(As Jackson explains, that’s because — unlike us — they weren’t used to being filmed. One literally falls off the side of a road staring at the camera, and more than once we hear one soldier tell another, “We’re in the pictures, mate!” So let’s also use Jackson’s film as an excuse to pay new tribute to The Battle of the Somme, the 74-minute documentary filmed on the Western Front by Geoffrey Malins and John McDowell and released in England five weeks into a 1916 battle that lasted over four months and caused over a million casualties. That film is one of the chief sources of footage for They Shall Not Grow Old, and seemed as powerful in 1916 as Jackson’s documentary does in 2018. I wrote about it several years ago at my personal blog.)
The marvels of They Shall Not Grow Old extend from sight to sound. Not only does the film feature the sound editing and effects that earned Jackson’s team several Oscar nominations for their previous work (the sucking sound of viscous Flemish mud and the whistle of artillery shells are especially effective), but it weaves in the voices of soldiers through two ingenious means. First, Jackson’s team took 1960s BBC interviews with WWI veterans and used those reminiscences in place of narration.
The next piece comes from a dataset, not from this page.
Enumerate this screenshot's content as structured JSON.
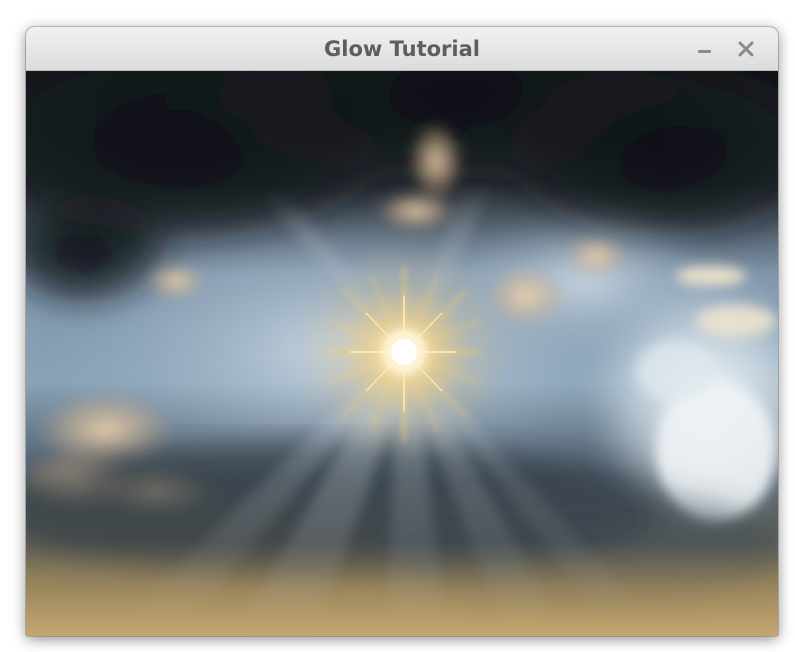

Second, he hired forensic lip readers to figure out what soldiers had been saying while being filmed back in 1914-1918, then voice actors (from the same regions as the soldiers’ regiments) brought those words — mundane and otherwise — to life.
Again, it’s as technically impressive as anything Jackson did with his interpretation of WWI veteran J.R.R. Tolkien’s most famous stories. But what I liked least about the Lord of the Ring series — and what made me enjoy the first film of The Hobbit series so little that I skipped the second and third — was the way that Jackson used that brilliance to dramatize warfare. For if Tolkien did mean Lord of the Rings as a comment on the industrialized war he had seen on the Western Front, then Jackson’s computer-generated battle scenes rang especially hollow: mass-animated men, elves, dwarves, and orcs existed solely as anonymous fodder for Somme-like slaughter. (The effect was even more pronounced in the video game-like Hobbit. Though there were other reasons that those films fell so flat…) As good as Jackson was at dramatizing the mounting toll of an epic quest on individual characters, I almost always felt like he made war itself seem mechanical, two-dimensional.
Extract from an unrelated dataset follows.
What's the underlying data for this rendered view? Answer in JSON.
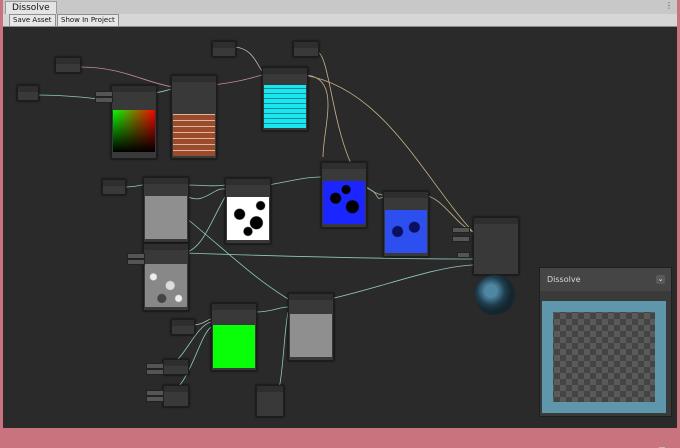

Indeed they are. “You can see the fear, you can see the humor,” marveled Jackson, as he studied the old footage. He went on to explain that the “most interesting stuff was their mundane lives.” We see soldiers marched into church (“it didn’t matter your religion,” one remembered), brewing tea with machine gun-heated water, and, um, figuring out how to relieve themselves without latrines.
But we also see dead bodies. Lots of them. While Jackson sought to stitch together “an accurate generic experience” of trench combat on the Western Front, the lack of actual footage of such fighting “forced [his team] to do some interesting things.” So while he used sketches from a magazine called The War Illustrated to dramatize combat, that stretch of the film zeroes in on the cost of war. We zoom in on soldiers we’ve met earlier, then Jackson cuts to shockingly gruesome images of mutilated, decaying corpses, suggesting the fate of those who didn’t survive to recount their harrowing experiences.
The soldiers of They Shall Not Grow Old “mingle not with their laughing comrades again,” wrote Laurence Binyon in the poem that gave Jackson his title. “They sit no more at familiar tables of home; / They have no lot in our labour of the day-time; / They sleep beyond England’s foam.” Binyon hoped that they would nonetheless live on in the memory of the English people, where “Age shall not weary them, nor the years condemn.” But as generations pass, film and other artifacts erode, and attention shifts elsewhere, it takes the ongoing effort of historians, archivists, and artists like Jackson to reawaken that kind of remembering.
Your next chance to see Jackson’s documentary will be at selected theaters on December 27th. Don’t miss it!